## DATA TO EXAMINE:
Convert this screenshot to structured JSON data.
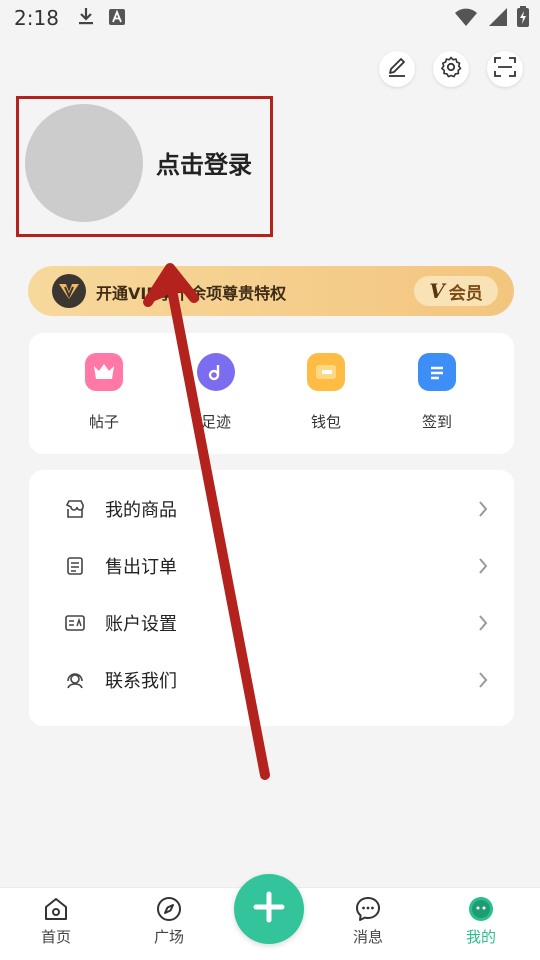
{
  "status_bar": {
    "time": "2:18"
  },
  "top_actions": {
    "edit": "edit-icon",
    "settings": "gear-icon",
    "scan": "scan-icon"
  },
  "profile": {
    "login_text": "点击登录"
  },
  "vip_banner": {
    "text": "开通VIP享十余项尊贵特权",
    "badge_v": "V",
    "badge_text": "会员"
  },
  "quick_actions": [
    {
      "label": "帖子",
      "icon": "crown-icon",
      "color": "#ff6fa0"
    },
    {
      "label": "足迹",
      "icon": "footprint-icon",
      "color": "#7b6cf0"
    },
    {
      "label": "钱包",
      "icon": "wallet-icon",
      "color": "#ffb83d"
    },
    {
      "label": "签到",
      "icon": "checkin-icon",
      "color": "#3d8ef7"
    }
  ],
  "menu": [
    {
      "label": "我的商品",
      "icon": "store-icon"
    },
    {
      "label": "售出订单",
      "icon": "order-icon"
    },
    {
      "label": "账户设置",
      "icon": "account-icon"
    },
    {
      "label": "联系我们",
      "icon": "support-icon"
    }
  ],
  "tabs": [
    {
      "label": "首页",
      "icon": "home-icon"
    },
    {
      "label": "广场",
      "icon": "compass-icon"
    },
    {
      "label": "消息",
      "icon": "message-icon"
    },
    {
      "label": "我的",
      "icon": "profile-icon",
      "active": true
    }
  ],
  "colors": {
    "accent": "#33c49b",
    "annotation": "#b3221d",
    "vip": "#f3c57f"
  }
}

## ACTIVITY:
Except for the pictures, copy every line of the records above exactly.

## ANSWER TO THE PROBLEM:
Convert this screenshot to structured JSON data.
{
  "status_bar": {
    "time": "2:18"
  },
  "top_actions": {
    "edit": "edit-icon",
    "settings": "gear-icon",
    "scan": "scan-icon"
  },
  "profile": {
    "login_text": "点击登录"
  },
  "vip_banner": {
    "text": "开通VIP享十余项尊贵特权",
    "badge_v": "V",
    "badge_text": "会员"
  },
  "quick_actions": [
    {
      "label": "帖子",
      "icon": "crown-icon",
      "color": "#ff6fa0"
    },
    {
      "label": "足迹",
      "icon": "footprint-icon",
      "color": "#7b6cf0"
    },
    {
      "label": "钱包",
      "icon": "wallet-icon",
      "color": "#ffb83d"
    },
    {
      "label": "签到",
      "icon": "checkin-icon",
      "color": "#3d8ef7"
    }
  ],
  "menu": [
    {
      "label": "我的商品",
      "icon": "store-icon"
    },
    {
      "label": "售出订单",
      "icon": "order-icon"
    },
    {
      "label": "账户设置",
      "icon": "account-icon"
    },
    {
      "label": "联系我们",
      "icon": "support-icon"
    }
  ],
  "tabs": [
    {
      "label": "首页",
      "icon": "home-icon"
    },
    {
      "label": "广场",
      "icon": "compass-icon"
    },
    {
      "label": "消息",
      "icon": "message-icon"
    },
    {
      "label": "我的",
      "icon": "profile-icon",
      "active": true
    }
  ],
  "colors": {
    "accent": "#33c49b",
    "annotation": "#b3221d",
    "vip": "#f3c57f"
  }
}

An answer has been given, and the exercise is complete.